If a well-being irregularity isn’t tended to on time, it becomes a silent killer. Tragically, a time will come when you’ll not be able to oppose the root cause of sickness – your objective would be to decrease the effect of that illness instead of eradicating it from scratch!

Hypertensive Nephropathy

Prolonged hypertension can cause hypertensive nephropathy or nephro-angio-sclerosis. This problem is characterized by harm to the kidneys’ little blood vessels (capillaries), which, in the end, prompts unfortunate filtration and the body’s maintenance of harmful material items. Hypertensive nephropathy is a common reason for chronic kidney illness.

Formation of Kidney Stones

Hypertension could prompt the development of kidney stones. These stones are also called nephrolithiasis or renal calculi. Urine’s content can change under high blood pressure, making it more crystallized or concentrated. Over the long run, these crystals can join and shape kidney stones, causing uneasiness and harming kidneys.

Protect Your Kidneys

Despite the overwhelming science behind the compromised condition of your kidneys, there are some practical and easily implementable ways to lessen the impact of hypertension on your renal system.

Blood Pressure Management

Monitoring and managing your blood pressure might sound overwhelming, but achieving it is relatively more straightforward. All you have to do is focus on your daily meals. Prefer homemade foods with minimum inclusion of salt. Keep yourself active throughout the day via a moderate-intensity workout, and you’re all set!

Prompt Detection and Evaluation

Learn to monitor your blood pressure levels regularly. Doing so helps to diagnose hypertension early on. Early lifestyle adjustments or prescriptions can help forestall or limit renal problems. If you have a family history of hypertension, be mindful of your children’s lifestyle right from the start!

Hydration and Diet

Hydration is the most convenient method for further developing your kidney well-being. Water aids the eradication of contaminants, toxins, and undesirable substances. It keeps up with the body’s electrolyte balance. In addition, a diet high in raw or steamed vegetables and whole grains with negligible addition of processed foods and salt can help to improve overall kidney function.

The Bottom Line

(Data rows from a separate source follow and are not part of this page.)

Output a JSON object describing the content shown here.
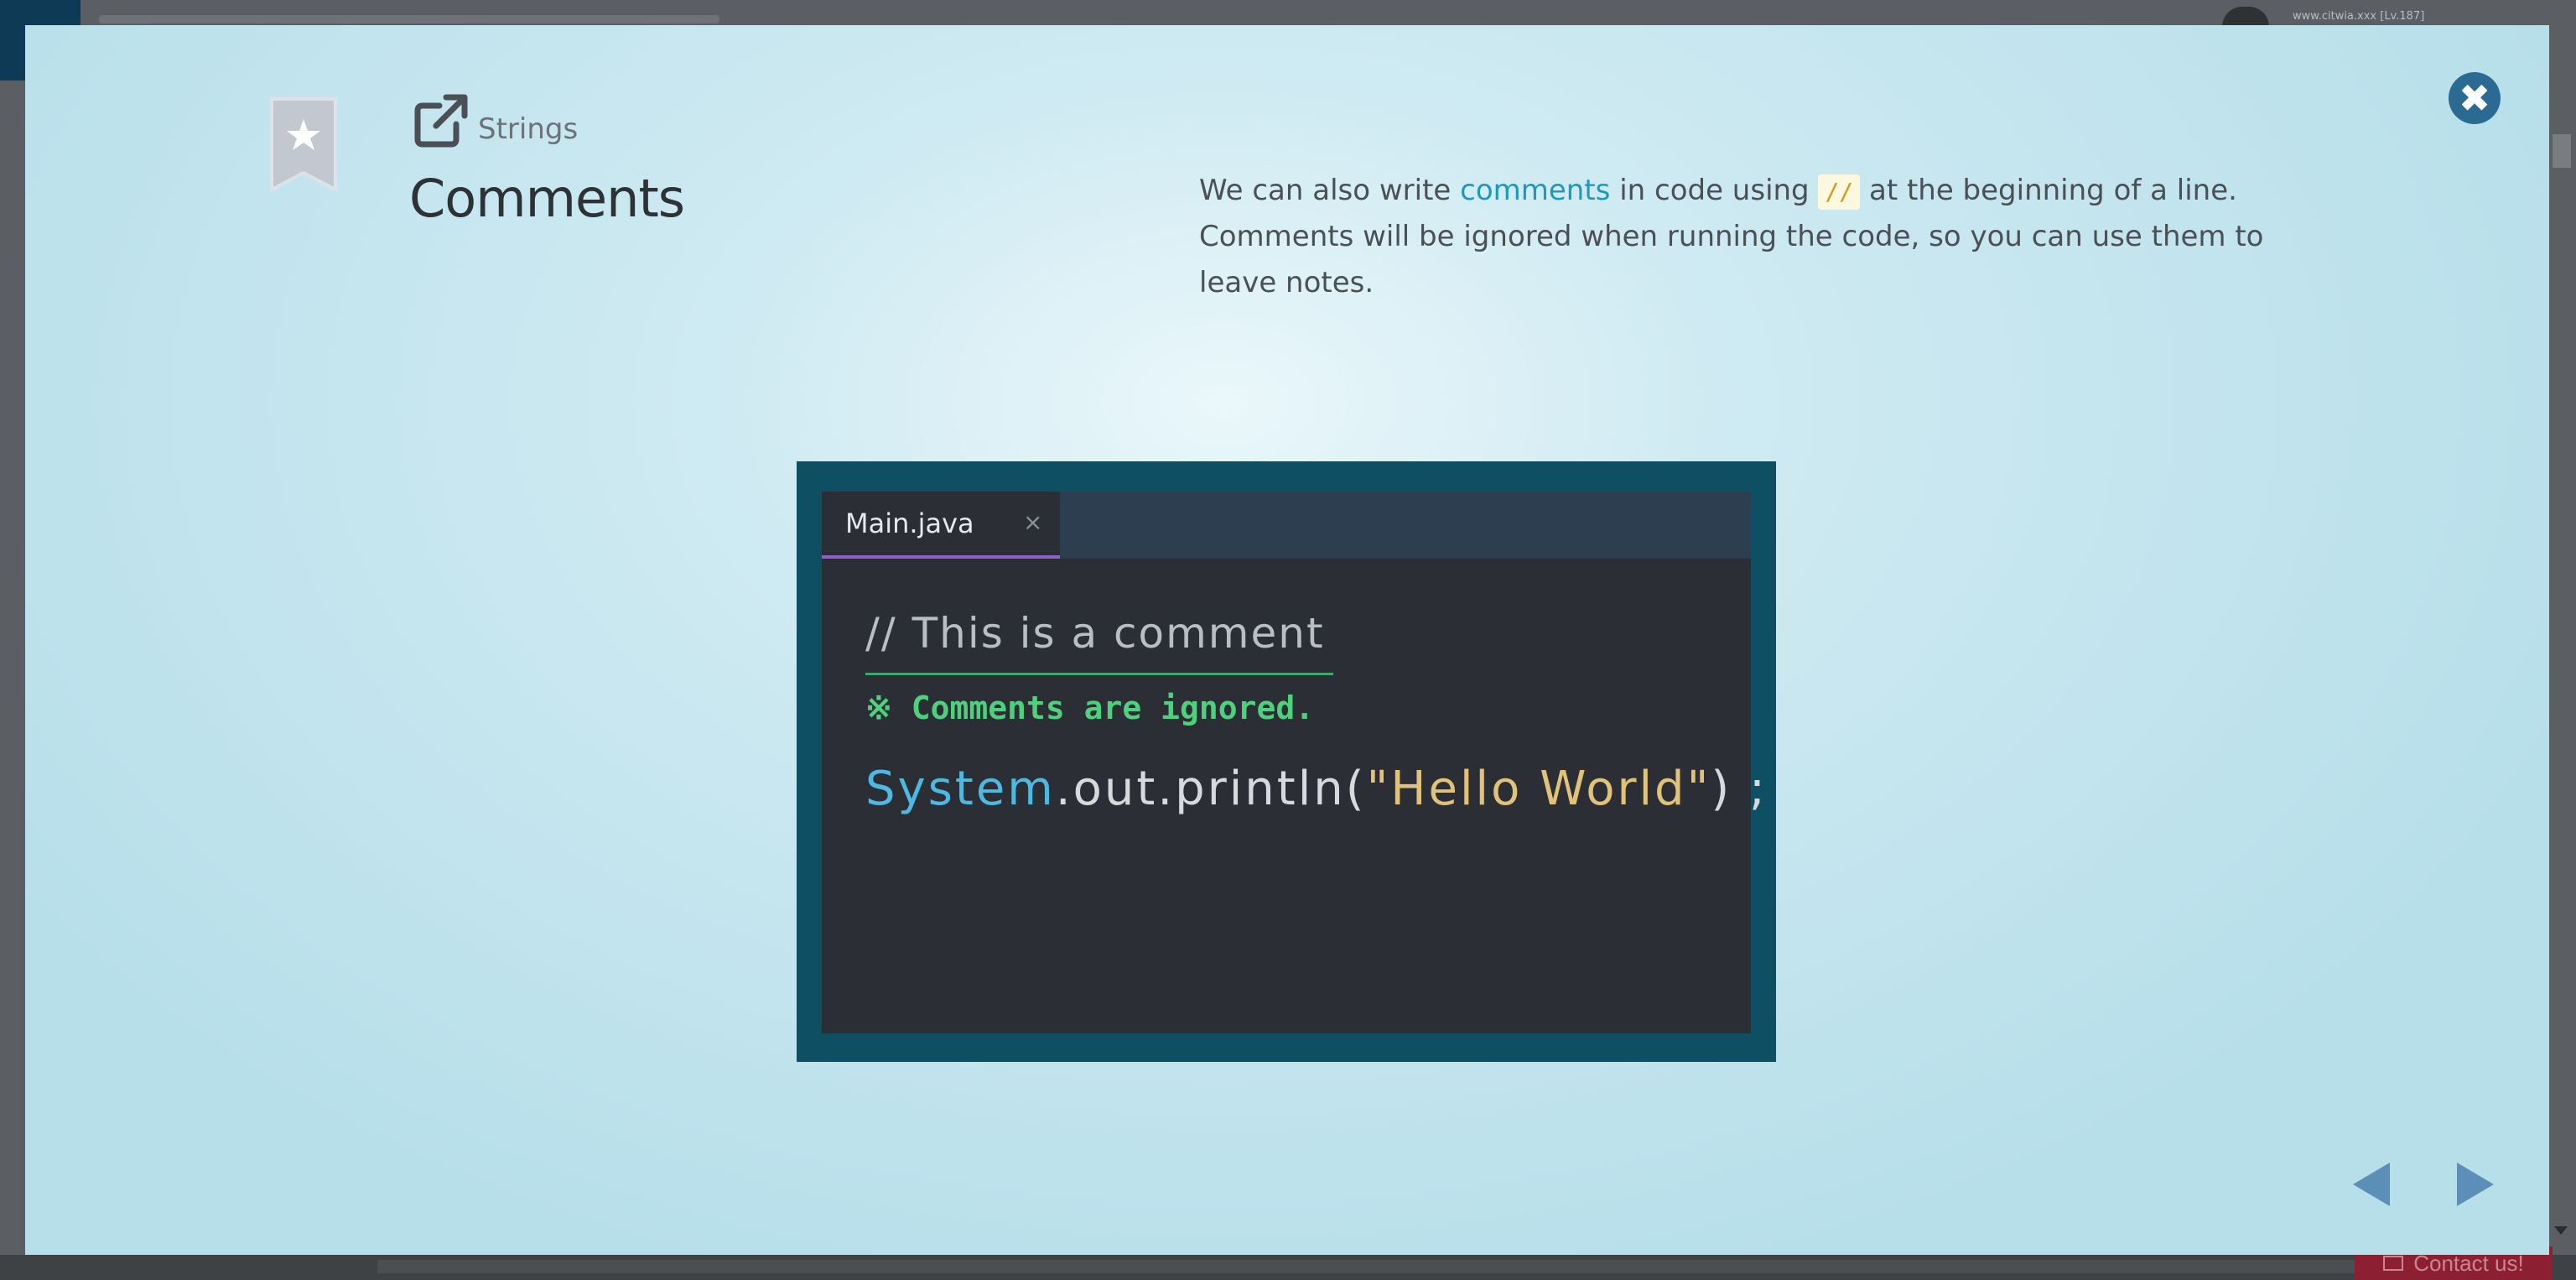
{
  "background": {
    "user_text": "www.citwia.xxx [Lv.187]",
    "contact_label": "Contact us!"
  },
  "modal": {
    "category": "Strings",
    "title": "Comments",
    "description": {
      "part1": "We can also write ",
      "link": "comments",
      "part2": " in code using ",
      "code": "//",
      "part3": " at the beginning of a line. Comments will be ignored when running the code, so you can use them to leave notes."
    },
    "close_icon": "close-icon",
    "bookmark_icon": "bookmark-star-icon",
    "external_icon": "external-link-icon"
  },
  "figure": {
    "tab_label": "Main.java",
    "tab_close": "×",
    "comment": "// This is a comment",
    "note": "※ Comments are ignored.",
    "code_class": "System",
    "code_mid": ".out.println(",
    "code_string": "\"Hello World\"",
    "code_end": ") ;"
  },
  "colors": {
    "accent": "#2b6b93",
    "link": "#1a9ac0",
    "editor_bg": "#2b2e35",
    "frame_bg": "#0f4f63",
    "comment_note": "#4fd07c"
  }
}
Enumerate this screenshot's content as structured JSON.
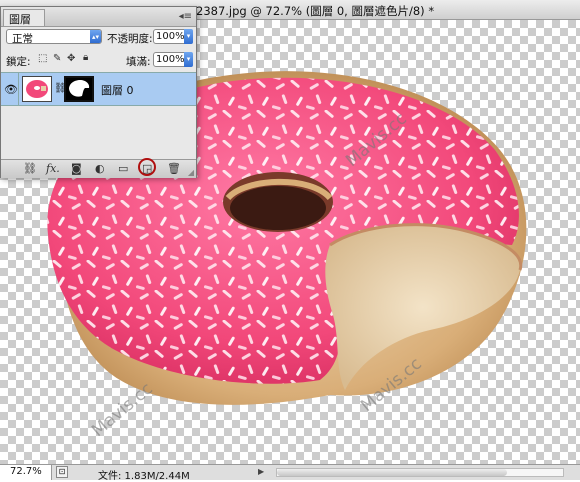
{
  "document": {
    "title": "2387.jpg @ 72.7% (圖層 0, 圖層遮色片/8) *"
  },
  "watermark": {
    "text": "Mavis.cc"
  },
  "layers_panel": {
    "tab_label": "圖層",
    "menu_icon": "panel-menu-icon",
    "blend_mode": "正常",
    "opacity_label": "不透明度:",
    "opacity_value": "100%",
    "lock_label": "鎖定:",
    "fill_label": "填滿:",
    "fill_value": "100%",
    "layer": {
      "name": "圖層 0",
      "selected": true
    },
    "bottom_icons": [
      "link-layers-icon",
      "fx-icon",
      "add-mask-icon",
      "adjustment-layer-icon",
      "new-group-icon",
      "new-layer-icon",
      "trash-icon"
    ],
    "fx_label": "fx.",
    "highlight_color": "#b01010",
    "selection_color": "#a9cbf2"
  },
  "status_bar": {
    "zoom": "72.7%",
    "doc_size": "文件: 1.83M/2.44M"
  }
}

Learning all about how does high blood pressure affect your kidneys is the first step toward avoiding future adverse outcomes. You must take a proactive approach to blood pressure management and make lifestyle changes. Doing so alleviates high blood pressure and kidney disease outcomes. Your kidneys are delicate organs. They require the highest care, and keeping your blood pressure under control is an obligatory aspect of that care!